(Dataset content)
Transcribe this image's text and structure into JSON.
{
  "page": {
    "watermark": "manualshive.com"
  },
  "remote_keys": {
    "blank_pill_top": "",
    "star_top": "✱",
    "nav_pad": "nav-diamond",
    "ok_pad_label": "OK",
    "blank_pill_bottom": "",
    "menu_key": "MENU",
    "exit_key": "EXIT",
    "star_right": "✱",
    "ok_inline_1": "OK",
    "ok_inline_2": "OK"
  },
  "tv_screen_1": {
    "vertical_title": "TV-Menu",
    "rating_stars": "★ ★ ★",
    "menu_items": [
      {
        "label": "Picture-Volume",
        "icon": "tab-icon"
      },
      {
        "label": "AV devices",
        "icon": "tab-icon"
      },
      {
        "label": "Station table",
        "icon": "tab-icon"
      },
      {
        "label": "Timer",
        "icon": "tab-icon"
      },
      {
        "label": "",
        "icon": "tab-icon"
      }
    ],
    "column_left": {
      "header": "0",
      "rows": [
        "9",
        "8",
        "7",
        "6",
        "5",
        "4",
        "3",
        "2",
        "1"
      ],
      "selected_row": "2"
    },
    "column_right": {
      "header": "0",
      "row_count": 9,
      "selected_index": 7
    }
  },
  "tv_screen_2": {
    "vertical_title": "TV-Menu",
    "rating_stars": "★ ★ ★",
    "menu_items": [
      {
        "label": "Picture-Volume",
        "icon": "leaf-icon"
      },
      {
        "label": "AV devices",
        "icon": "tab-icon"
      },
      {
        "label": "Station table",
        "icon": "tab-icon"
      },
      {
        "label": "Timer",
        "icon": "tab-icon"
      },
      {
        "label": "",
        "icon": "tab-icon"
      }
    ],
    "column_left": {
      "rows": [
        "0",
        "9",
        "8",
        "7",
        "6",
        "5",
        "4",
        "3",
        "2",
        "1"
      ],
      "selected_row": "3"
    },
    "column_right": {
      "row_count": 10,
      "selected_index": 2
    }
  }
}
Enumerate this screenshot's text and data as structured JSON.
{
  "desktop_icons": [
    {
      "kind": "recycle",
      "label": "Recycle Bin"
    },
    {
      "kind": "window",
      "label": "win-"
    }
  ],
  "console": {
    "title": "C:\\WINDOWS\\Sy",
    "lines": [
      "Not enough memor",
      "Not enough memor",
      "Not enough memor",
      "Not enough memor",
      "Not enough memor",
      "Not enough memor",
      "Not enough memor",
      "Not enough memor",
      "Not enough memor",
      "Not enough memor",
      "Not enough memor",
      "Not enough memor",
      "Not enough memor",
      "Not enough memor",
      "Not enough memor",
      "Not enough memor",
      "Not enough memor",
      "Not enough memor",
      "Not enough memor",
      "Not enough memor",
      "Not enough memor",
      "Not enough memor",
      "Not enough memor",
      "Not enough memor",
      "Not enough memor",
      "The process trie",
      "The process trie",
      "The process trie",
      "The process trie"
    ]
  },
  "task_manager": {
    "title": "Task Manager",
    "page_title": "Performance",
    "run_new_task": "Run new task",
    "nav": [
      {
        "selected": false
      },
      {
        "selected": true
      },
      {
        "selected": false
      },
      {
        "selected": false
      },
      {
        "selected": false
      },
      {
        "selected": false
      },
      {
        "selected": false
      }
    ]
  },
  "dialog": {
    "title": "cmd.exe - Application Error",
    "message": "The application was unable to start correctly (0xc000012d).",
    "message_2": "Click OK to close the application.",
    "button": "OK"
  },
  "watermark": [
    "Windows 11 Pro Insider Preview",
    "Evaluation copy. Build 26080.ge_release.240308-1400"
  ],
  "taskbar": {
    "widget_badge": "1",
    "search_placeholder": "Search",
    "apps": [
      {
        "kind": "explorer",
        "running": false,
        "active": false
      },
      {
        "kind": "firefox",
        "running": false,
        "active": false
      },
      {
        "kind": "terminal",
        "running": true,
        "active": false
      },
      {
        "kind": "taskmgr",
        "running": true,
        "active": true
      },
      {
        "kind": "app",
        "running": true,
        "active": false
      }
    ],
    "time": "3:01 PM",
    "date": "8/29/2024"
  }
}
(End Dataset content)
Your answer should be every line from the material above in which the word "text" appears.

§ **The completed task**:
Transcribe this image's text and structure into JSON.
Enumerate this screenshot's text and data as structured JSON.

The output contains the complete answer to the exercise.